This is the time to find innovative ways to get students of all ages off the sidelines and into the game. Too many people are watching from the sidelines believing that they don’t have what it takes to be able to get out on the field. Limiting beliefs may prevent some from participating when they have the potential and capacity to flourish.
There is a need for initial exposure to the multitude of roles within the tech economy and then for pathways to be created for interested students to delve deeper into their preferred area of interest. This will take both competent people and dedicated resources to provide some level of consistency and continuity.
It is important to note that everyone does not have to be directly involved in software development. There are various ways to participate in tech-related programming including robotics, gaming, graphic design, sales, and marketing among others. There are also transferrable skills that may have been cultivated in other industries that can be utilized within the universe of tech economy participation.
Getting people started and participating at some level puts them in a position where they can build momentum and gain skills that can qualify them to play at a higher level. Capacity can be increased after participation has begun. There will no doubt be gaps in the ability of people to play initially, but if they are given equitable facilities, instruction, and opportunities then their chances to be competitive in the tech marketplace are likely to increase dramatically.
Capacity building activities can also be embedded into the co-curricular and extra-curricular culture and processes of schools and communities in the same way that sports like basketball and football are. In sports, player capacity and performance are improved through coaching and practice. Skills are sharpened through camps, drills, and competitions.
Additionally, there are individual regimens and ways that people can work on their craft outside of formal settings. These are all ways that sports training methods can be transferred to tech. Apprenticeships, certificate programs, and other training platforms can also be established or bolstered to get unskilled or semi-skilled individuals the additional training that they need to be competitive in the tech workplace.
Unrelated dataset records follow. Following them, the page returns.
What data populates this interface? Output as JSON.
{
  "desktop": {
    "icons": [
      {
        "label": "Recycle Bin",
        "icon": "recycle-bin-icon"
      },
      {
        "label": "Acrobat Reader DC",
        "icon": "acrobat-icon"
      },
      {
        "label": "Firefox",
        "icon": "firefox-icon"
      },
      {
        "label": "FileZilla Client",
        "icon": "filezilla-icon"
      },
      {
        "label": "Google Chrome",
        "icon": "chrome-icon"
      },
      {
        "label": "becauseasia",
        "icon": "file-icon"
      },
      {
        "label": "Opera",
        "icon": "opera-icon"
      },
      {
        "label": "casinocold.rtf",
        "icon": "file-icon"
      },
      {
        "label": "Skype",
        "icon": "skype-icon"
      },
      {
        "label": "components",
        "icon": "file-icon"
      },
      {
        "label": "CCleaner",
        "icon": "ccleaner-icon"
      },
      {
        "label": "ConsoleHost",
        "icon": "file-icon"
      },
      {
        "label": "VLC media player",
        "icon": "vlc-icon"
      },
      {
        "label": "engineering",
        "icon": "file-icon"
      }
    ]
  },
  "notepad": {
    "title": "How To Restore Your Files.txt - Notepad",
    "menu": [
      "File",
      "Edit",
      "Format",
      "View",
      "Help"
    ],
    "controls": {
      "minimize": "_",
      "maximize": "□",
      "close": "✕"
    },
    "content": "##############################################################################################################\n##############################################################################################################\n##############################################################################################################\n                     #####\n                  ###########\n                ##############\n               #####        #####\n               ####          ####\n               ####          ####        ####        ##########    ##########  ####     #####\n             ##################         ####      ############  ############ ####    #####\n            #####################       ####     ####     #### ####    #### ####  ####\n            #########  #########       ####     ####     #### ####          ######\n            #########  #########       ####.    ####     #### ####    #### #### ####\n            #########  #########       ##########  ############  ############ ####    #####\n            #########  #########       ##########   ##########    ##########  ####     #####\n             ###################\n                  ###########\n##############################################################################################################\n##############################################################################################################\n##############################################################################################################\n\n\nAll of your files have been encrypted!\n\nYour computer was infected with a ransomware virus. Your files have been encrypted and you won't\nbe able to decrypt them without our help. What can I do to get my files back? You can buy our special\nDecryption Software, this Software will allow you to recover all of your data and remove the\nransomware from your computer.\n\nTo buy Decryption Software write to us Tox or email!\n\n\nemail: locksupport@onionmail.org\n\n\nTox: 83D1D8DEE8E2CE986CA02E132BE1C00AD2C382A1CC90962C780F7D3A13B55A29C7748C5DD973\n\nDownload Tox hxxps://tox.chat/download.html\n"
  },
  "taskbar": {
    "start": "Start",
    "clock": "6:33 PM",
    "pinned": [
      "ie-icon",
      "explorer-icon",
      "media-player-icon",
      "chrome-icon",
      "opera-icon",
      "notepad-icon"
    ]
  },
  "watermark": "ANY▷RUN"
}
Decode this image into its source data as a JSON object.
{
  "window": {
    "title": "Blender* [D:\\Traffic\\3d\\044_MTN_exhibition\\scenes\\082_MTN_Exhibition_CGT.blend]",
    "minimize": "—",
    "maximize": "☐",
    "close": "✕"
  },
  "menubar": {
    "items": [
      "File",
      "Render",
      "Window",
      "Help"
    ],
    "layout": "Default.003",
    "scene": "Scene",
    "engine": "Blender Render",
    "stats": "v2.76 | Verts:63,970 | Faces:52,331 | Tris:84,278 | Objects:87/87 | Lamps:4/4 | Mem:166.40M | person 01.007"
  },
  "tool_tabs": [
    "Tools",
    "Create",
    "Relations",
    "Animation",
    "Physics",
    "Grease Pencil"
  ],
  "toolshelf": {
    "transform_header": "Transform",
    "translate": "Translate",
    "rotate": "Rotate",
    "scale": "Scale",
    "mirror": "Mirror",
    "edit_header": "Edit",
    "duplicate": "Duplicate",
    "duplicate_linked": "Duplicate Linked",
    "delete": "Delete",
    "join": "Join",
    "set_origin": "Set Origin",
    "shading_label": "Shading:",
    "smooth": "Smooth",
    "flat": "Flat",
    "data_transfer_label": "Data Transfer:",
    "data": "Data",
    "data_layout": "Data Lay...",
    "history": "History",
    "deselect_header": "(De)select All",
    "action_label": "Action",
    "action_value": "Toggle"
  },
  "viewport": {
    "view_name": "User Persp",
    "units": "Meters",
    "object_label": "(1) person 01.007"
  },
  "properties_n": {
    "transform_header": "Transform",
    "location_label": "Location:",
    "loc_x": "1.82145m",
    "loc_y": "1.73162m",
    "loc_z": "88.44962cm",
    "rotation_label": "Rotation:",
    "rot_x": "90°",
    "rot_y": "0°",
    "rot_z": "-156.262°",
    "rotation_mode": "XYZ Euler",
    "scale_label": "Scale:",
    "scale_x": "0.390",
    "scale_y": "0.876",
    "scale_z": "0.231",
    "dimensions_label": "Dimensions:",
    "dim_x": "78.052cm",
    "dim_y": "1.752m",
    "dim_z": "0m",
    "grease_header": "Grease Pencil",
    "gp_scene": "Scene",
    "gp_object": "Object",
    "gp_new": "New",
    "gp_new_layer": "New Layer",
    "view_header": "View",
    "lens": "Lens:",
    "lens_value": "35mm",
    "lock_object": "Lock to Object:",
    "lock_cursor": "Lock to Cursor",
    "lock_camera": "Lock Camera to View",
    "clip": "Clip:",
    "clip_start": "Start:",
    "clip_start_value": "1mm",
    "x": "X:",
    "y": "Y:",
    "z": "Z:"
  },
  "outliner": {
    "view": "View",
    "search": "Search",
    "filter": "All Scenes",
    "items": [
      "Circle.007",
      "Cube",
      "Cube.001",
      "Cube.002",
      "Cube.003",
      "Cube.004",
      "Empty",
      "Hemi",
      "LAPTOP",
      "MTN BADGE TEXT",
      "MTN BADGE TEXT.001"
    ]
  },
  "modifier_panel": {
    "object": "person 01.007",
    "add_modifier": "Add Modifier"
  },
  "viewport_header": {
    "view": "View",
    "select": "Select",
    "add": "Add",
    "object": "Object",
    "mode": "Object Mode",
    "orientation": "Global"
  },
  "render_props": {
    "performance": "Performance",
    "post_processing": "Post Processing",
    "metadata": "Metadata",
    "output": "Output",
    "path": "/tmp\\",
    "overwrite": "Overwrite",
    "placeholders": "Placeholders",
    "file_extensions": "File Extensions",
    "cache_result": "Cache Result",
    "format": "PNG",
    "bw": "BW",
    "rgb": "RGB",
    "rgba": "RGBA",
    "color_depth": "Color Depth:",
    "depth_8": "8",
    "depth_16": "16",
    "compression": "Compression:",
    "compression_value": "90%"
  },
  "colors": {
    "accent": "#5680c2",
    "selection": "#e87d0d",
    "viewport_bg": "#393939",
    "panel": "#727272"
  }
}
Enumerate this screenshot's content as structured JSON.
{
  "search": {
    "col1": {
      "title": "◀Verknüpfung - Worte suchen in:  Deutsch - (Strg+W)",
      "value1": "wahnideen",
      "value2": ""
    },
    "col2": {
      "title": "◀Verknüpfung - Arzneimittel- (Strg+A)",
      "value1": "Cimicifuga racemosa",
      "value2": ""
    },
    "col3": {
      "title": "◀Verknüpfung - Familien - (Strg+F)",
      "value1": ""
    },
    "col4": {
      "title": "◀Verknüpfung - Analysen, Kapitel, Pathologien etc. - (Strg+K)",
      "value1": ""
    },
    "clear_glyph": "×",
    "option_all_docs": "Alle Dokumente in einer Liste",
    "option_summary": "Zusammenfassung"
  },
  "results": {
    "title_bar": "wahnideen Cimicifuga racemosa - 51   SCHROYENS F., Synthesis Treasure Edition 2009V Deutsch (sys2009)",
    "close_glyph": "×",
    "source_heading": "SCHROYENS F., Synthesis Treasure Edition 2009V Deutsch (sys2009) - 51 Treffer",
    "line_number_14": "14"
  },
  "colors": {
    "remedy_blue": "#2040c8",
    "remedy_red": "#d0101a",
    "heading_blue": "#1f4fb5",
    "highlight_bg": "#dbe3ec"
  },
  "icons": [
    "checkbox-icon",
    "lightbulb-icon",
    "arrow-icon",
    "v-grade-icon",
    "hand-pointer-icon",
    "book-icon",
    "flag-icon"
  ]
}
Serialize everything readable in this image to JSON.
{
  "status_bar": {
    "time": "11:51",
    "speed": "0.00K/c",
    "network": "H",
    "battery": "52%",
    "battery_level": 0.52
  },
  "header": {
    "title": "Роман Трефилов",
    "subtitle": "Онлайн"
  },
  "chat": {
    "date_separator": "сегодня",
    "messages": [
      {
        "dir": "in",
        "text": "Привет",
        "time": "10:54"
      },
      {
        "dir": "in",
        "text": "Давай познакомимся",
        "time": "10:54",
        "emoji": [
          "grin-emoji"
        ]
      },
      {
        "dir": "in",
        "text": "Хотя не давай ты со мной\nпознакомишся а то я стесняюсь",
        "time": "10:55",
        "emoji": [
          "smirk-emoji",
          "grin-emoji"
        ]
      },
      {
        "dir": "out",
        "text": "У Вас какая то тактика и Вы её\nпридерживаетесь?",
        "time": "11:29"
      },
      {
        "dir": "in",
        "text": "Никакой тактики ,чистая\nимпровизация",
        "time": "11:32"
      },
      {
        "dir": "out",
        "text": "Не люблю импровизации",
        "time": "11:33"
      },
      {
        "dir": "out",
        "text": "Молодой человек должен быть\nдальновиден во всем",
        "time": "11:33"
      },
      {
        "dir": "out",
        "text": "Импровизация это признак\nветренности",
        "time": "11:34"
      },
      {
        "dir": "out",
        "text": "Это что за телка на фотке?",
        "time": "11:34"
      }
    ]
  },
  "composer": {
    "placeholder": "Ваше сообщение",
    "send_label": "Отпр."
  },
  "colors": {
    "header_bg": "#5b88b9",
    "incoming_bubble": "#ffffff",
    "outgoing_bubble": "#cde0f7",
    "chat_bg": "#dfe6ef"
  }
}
Critical tech courses can also be embedded in the core curriculum of school systems. The relevance of some existing required classes is questionable at best. A “Flintstones” academic program is not optimal for a “Jetsons” world. Development opportunities that provide exposure, information, hands-on activities, and connectivity to further capacity building infrastructures are starting points where people can identify their interests and accelerate in their chosen pathways.
After the initiation of participation and capacity building, there must be intentional efforts to open up the doors of tech employment and entrepreneurship. Exposure and opportunity without tangible benefits at the culmination of the process is not sufficient. Preparing people to walk through the gates of tech opportunity will be to little avail if the gates are locked. Beating down the doors with qualified applicants is the first step to nullifying the excuse of not finding enough “qualified” tech workers.
Economic development for most people means gaining access to a higher paying job, the window is open with tech for more individuals to do that and ultimately improve financial conditions for themselves, their families, and their communities.
A radical change in tech participation that is initiated and sustained would go a long way towards producing the kind of economic transformation that can lift individuals and communities into higher levels of educational achievement, social mobility, and better health outcomes.
Dr. Marcus Bright is a scholar and social impact strategist.